“I decided to apply around September, like a month before the deadline,” Rice-Nguyen said. “I was considering it, but I think what made me finally decide was my professor Michael Myers really advocated for the Fulbright Program, kind of pushing me to send an application.”

Rice-Nguyen said the shorter application deadline was “very stressful.”

“I don’t recommend that, but it all worked out, so I’m happy,” Rice-Nguyen said.

She said she applied to Fulbright to “give [herself] time to think about [grad school]” in addition to travel and to “have some new experiences.”

Rice-Nguyen does not speak Korean. She said her connection to the country is her research based on a South Korean artist, which she plans to continue working on during her Fulbright. She said she plans to take a Korean language course and spend time researching the country before moving there.

”It’s going to be a culture shock either way,” Rice-Nguyen said.

Lesha Greene, director of national scholarships and post-graduation success, is the Fulbright program advisor at Pitt and serves as “the contact between Fulbright and the applicant throughout the process.”

“We do a lot of recruiting just to make students aware of the opportunity and the different tracks,” Greene said. “People sometimes think ‘Oh, you have to have a 4.0 [GPA] and be doing all these things to be a good fit for the Fulbright, and that’s not the case.”

Students can apply for Fulbright either “at large” or through their institution. Greene said applications through institutions “tend to be stronger” because of the resources and support provided by the university. 

“Anyone who is going through the process can meet with me or someone on my team and they can get feedback on any and all of their draft essays,” Greene said. “We can talk about who would be best for their recommendation letters and help them prep their recommenders. If they are interested in Fulbright, but not sure which country, then we also guide them through that decision.”

Beyond individual advising, the Office of National Scholarships also has a Canvas resource page for Fulbright applicants and offers summer workshops that teach applicants how to write the two main components of the Fulbright application — the personal statement and the statement of grant purpose.

“[The writing workshops] build a community of support for those applying, then the Canvas page is a static resource,” Greene said.

Wilson said Greene was “a huge part of [her] getting this scholarship.”

“She is just so helpful with your essays, because if you look at where my essay started versus where it ended up they’re completely different,” Wilson said. “She knows the prompts for the essays very well, and she’s able to guide you towards improvements.”

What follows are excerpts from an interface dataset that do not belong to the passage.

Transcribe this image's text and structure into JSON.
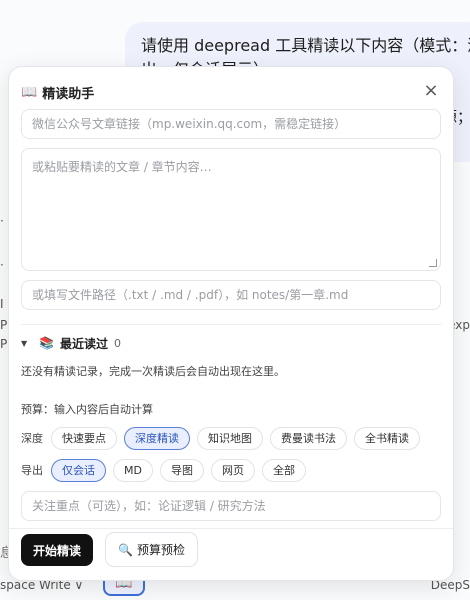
{
  "background": {
    "bubble_line1": "请使用 deepread 工具精读以下内容（模式：深",
    "bubble_line2": "出，仅会话展示）",
    "bubble_right_fragment": "源；",
    "left_fragments": [
      "·",
      "·",
      "I",
      "P",
      "P"
    ],
    "right_fragment": "exp",
    "bottom_left": "space Write ∨",
    "bottom_right": "DeepS",
    "left_edge_char": "息",
    "book_button_icon": "📖"
  },
  "panel": {
    "title_icon": "📖",
    "title": "精读助手",
    "close_icon": "×",
    "url_placeholder": "微信公众号文章链接（mp.weixin.qq.com，需稳定链接）",
    "text_placeholder": "或粘贴要精读的文章 / 章节内容…",
    "path_placeholder": "或填写文件路径（.txt / .md / .pdf），如 notes/第一章.md",
    "recent": {
      "caret": "▼",
      "icon": "📚",
      "label": "最近读过",
      "count": "0",
      "empty_text": "还没有精读记录，完成一次精读后会自动出现在这里。"
    },
    "budget_text": "预算：输入内容后自动计算",
    "depth": {
      "label": "深度",
      "options": [
        "快速要点",
        "深度精读",
        "知识地图",
        "费曼读书法",
        "全书精读"
      ],
      "selected": "深度精读"
    },
    "export": {
      "label": "导出",
      "options": [
        "仅会话",
        "MD",
        "导图",
        "网页",
        "全部"
      ],
      "selected": "仅会话"
    },
    "focus_placeholder": "关注重点（可选），如：论证逻辑 / 研究方法",
    "start_button": "开始精读",
    "precheck_icon": "🔍",
    "precheck_button": "预算预检"
  },
  "colors": {
    "accent": "#2d55b8",
    "accent_bg": "#e9efff",
    "primary_button": "#111111"
  }
}
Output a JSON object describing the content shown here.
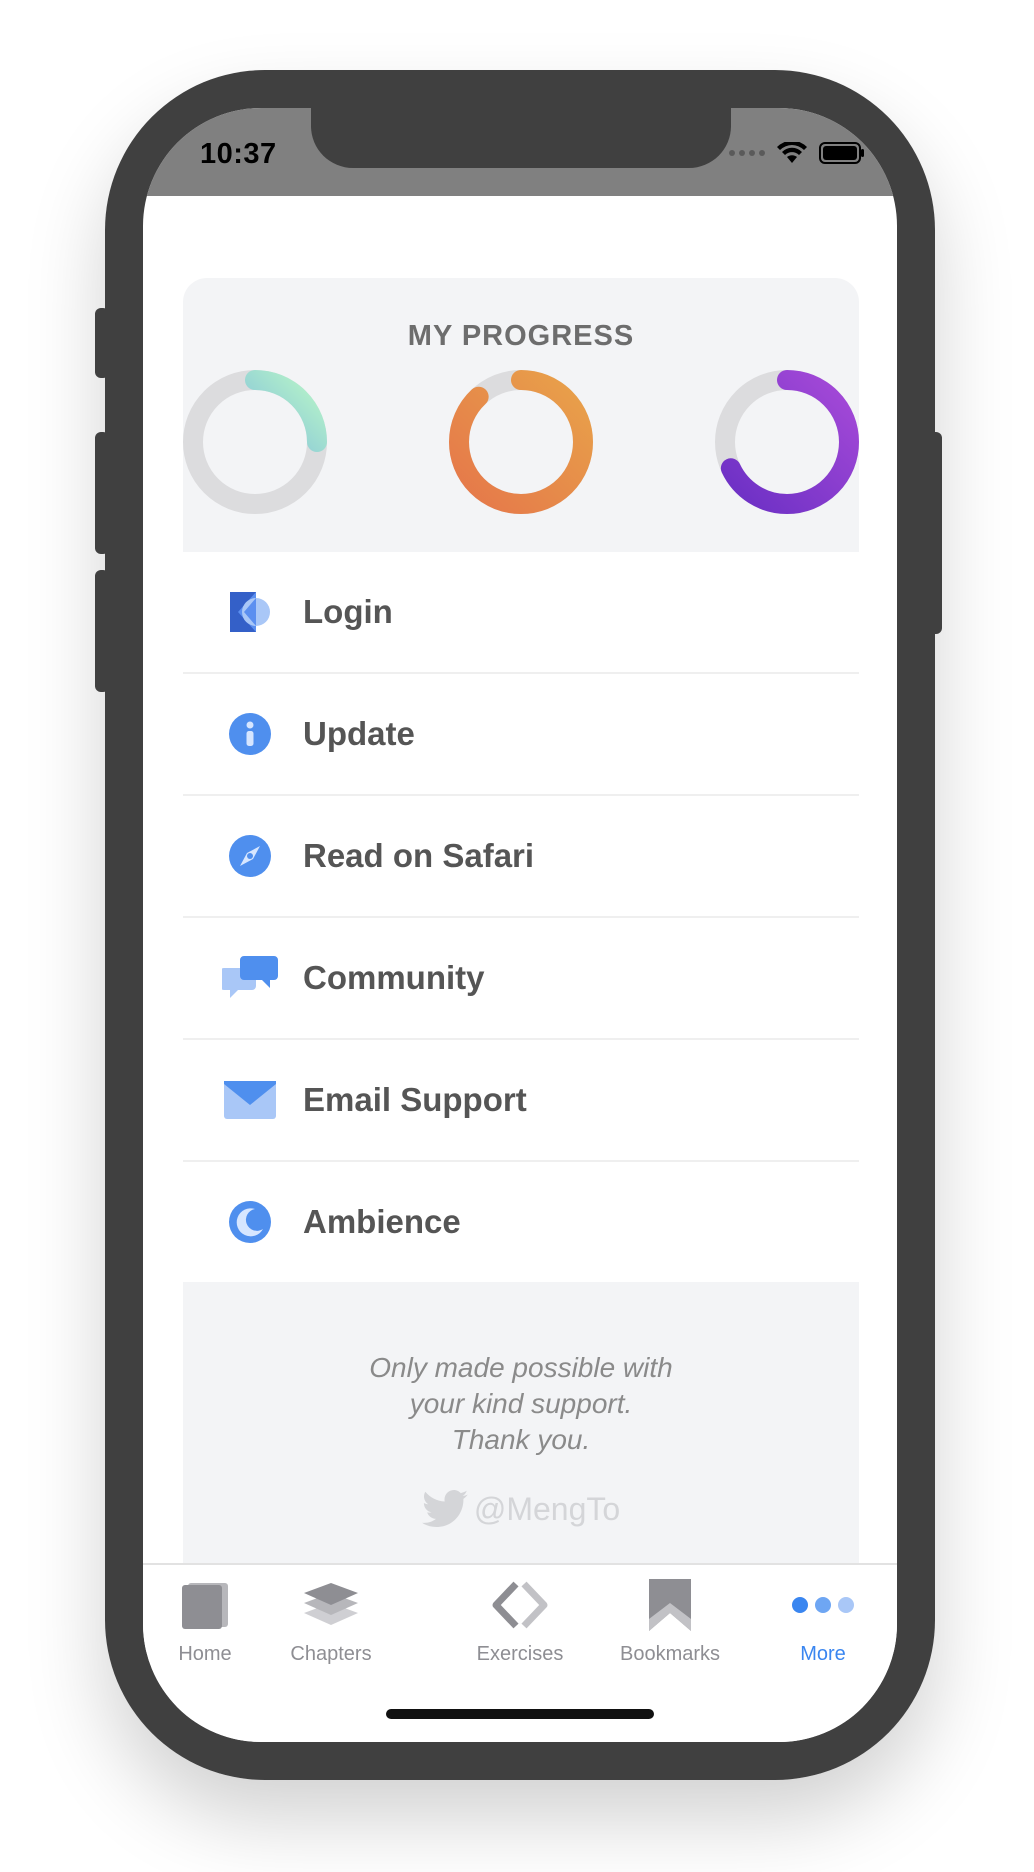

Rice-Nguyen similarly credited a lot of her success to Greene and the Office of National Scholarships.

“I came in there a month before the deadline, and I was like, ‘I think I want to do this’ and she said, ‘Okay, a little late,’ but she was very very accepting and very helpful with feedback,” Rice-Nguyen said.

In addition to the support from Greene and the Office of National Scholarships, Rice-Nguyen said that strong relationships created with professors contribute to why students at Pitt have seen success applying for the Fulbright.

“I think that creates a really good learning community where students thrive off of that, and I think that comes through in the application a lot, genuine passion for research and scholarship and exploration of other cultures,” Rice-Nguyen said.